*** PROVIDED DATA ***
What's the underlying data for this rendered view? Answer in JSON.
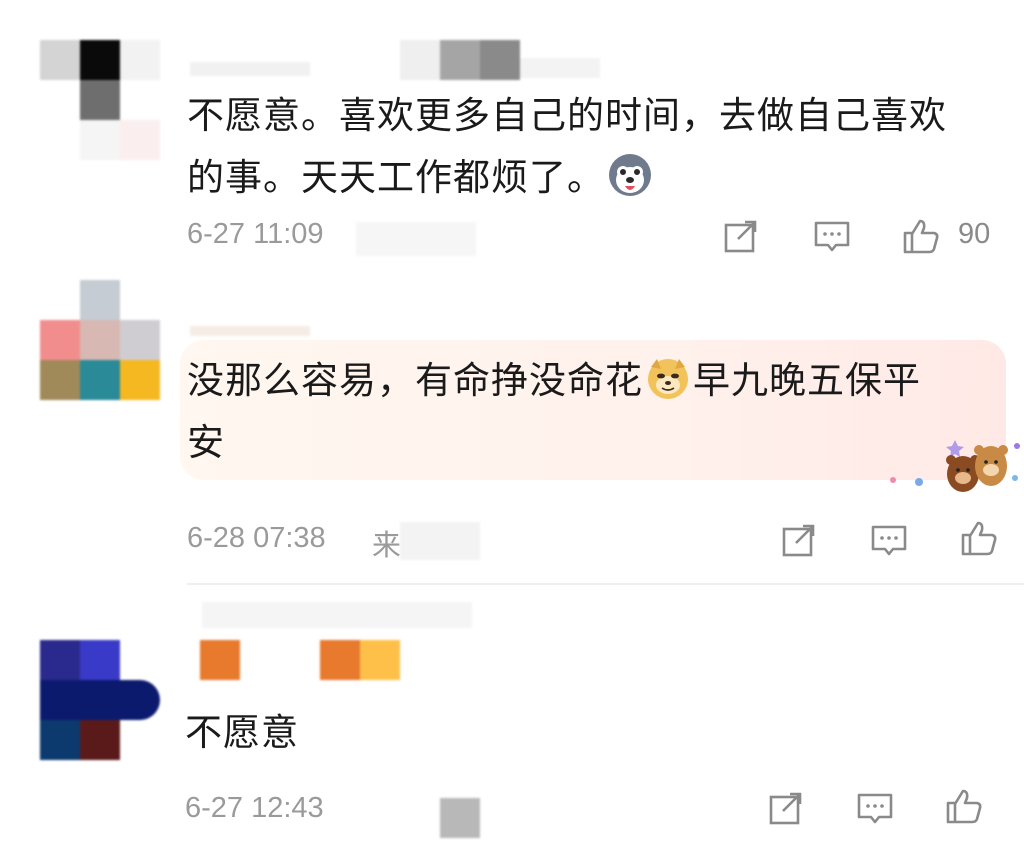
{
  "comments": [
    {
      "text_line1": "不愿意。喜欢更多自己的时间，去做自己喜欢",
      "text_line2": "的事。天天工作都烦了。",
      "time": "6-27 11:09",
      "like_count": "90",
      "emoji": "husky-dog-emoji"
    },
    {
      "text_line1a": "没那么容易，有命挣没命花",
      "text_line1b": "早九晚五保平",
      "text_line2": "安",
      "time": "6-28 07:38",
      "time_suffix": "来",
      "emoji": "doge-emoji",
      "bubble_decoration": "bear-couple-sticker"
    },
    {
      "text_line1": "不愿意",
      "time": "6-27 12:43"
    }
  ],
  "icons": {
    "share": "share-icon",
    "reply": "reply-icon",
    "like": "thumbs-up-icon"
  },
  "colors": {
    "text": "#1a1a1a",
    "meta": "#9a9a9a",
    "icon": "#8a8a8a",
    "bubble": "#fff1ec",
    "badge_orange": "#e87a2e",
    "badge_yellow": "#ffc04a"
  }
}
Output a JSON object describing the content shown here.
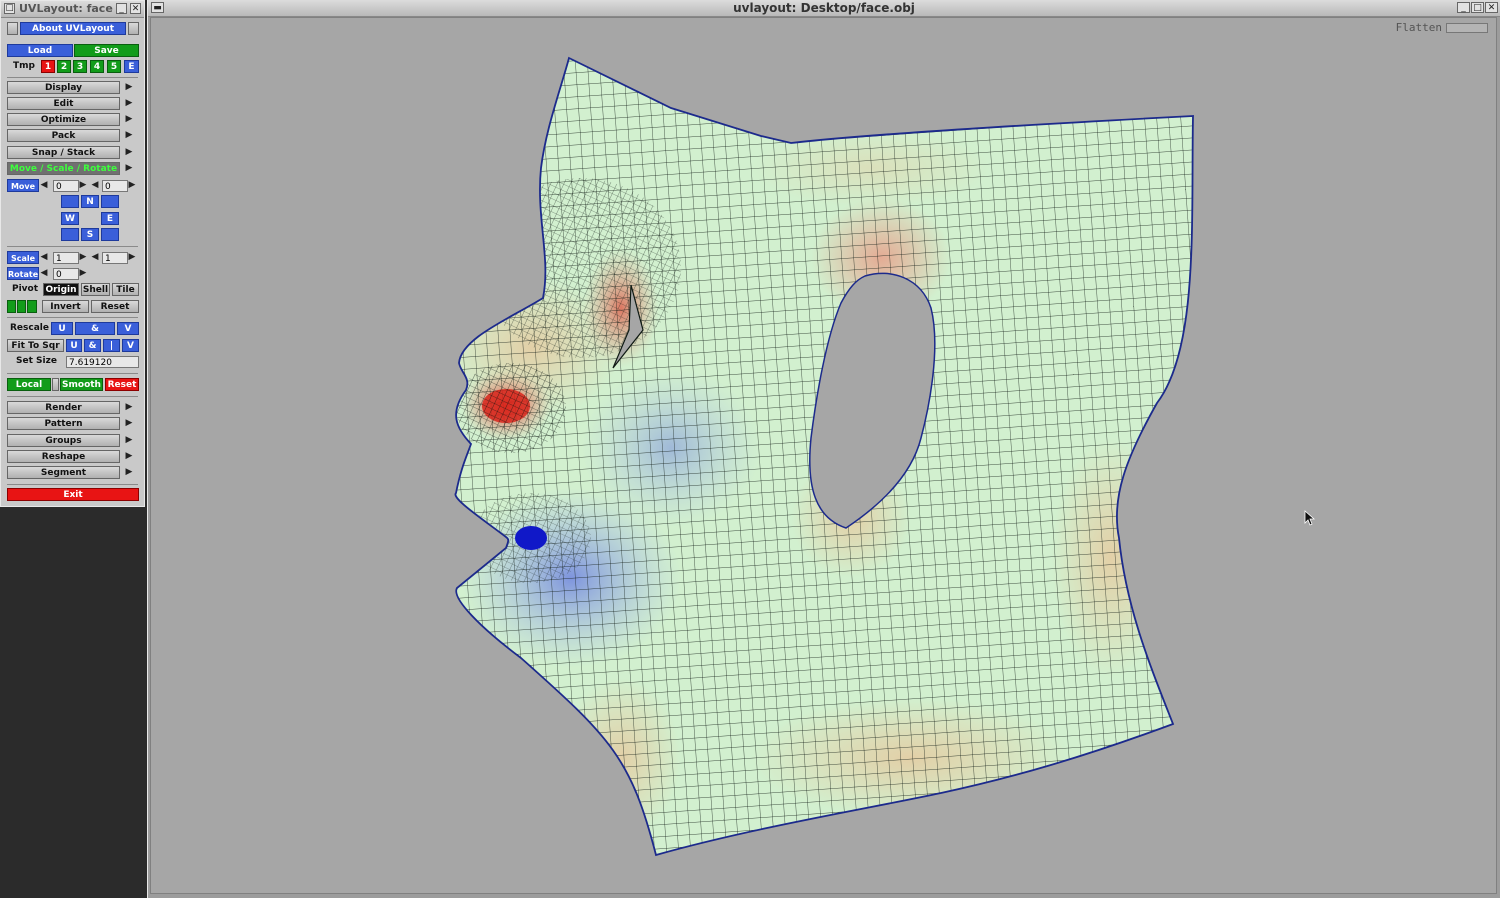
{
  "panel": {
    "title": "UVLayout: face",
    "about_label": "About UVLayout",
    "load_label": "Load",
    "save_label": "Save",
    "tmp_label": "Tmp",
    "tmp_slots": [
      "1",
      "2",
      "3",
      "4",
      "5",
      "E"
    ],
    "menus": {
      "display": "Display",
      "edit": "Edit",
      "optimize": "Optimize",
      "pack": "Pack",
      "snap": "Snap / Stack",
      "move_scale_rotate": "Move / Scale / Rotate"
    },
    "move": {
      "label": "Move",
      "value1": "0",
      "value2": "0",
      "n": "N",
      "w": "W",
      "e": "E",
      "s": "S"
    },
    "scale": {
      "label": "Scale",
      "value1": "1",
      "value2": "1"
    },
    "rotate": {
      "label": "Rotate",
      "value": "0"
    },
    "pivot": {
      "label": "Pivot",
      "origin": "Origin",
      "shell": "Shell",
      "tile": "Tile"
    },
    "invert_label": "Invert",
    "reset_label": "Reset",
    "rescale": {
      "label": "Rescale",
      "u": "U",
      "amp": "&",
      "v": "V"
    },
    "fit_to_sqr": {
      "label": "Fit To Sqr",
      "u": "U",
      "amp": "&",
      "bar": "|",
      "v": "V"
    },
    "set_size": {
      "label": "Set Size",
      "value": "7.619120"
    },
    "local_label": "Local",
    "smooth_label": "Smooth",
    "reset_red_label": "Reset",
    "menus2": {
      "render": "Render",
      "pattern": "Pattern",
      "groups": "Groups",
      "reshape": "Reshape",
      "segment": "Segment"
    },
    "exit_label": "Exit"
  },
  "main": {
    "title": "uvlayout: Desktop/face.obj",
    "flatten_label": "Flatten"
  },
  "colors": {
    "low_stretch": "#cfeecf",
    "high_stretch": "#e8b49a",
    "compression": "#1018c8",
    "outline": "#1c2a8c",
    "grid": "#0f1a14"
  }
}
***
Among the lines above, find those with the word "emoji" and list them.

**TASK RESPONSE:**
      "emoji": "husky-dog-emoji"
      "emoji": "doge-emoji",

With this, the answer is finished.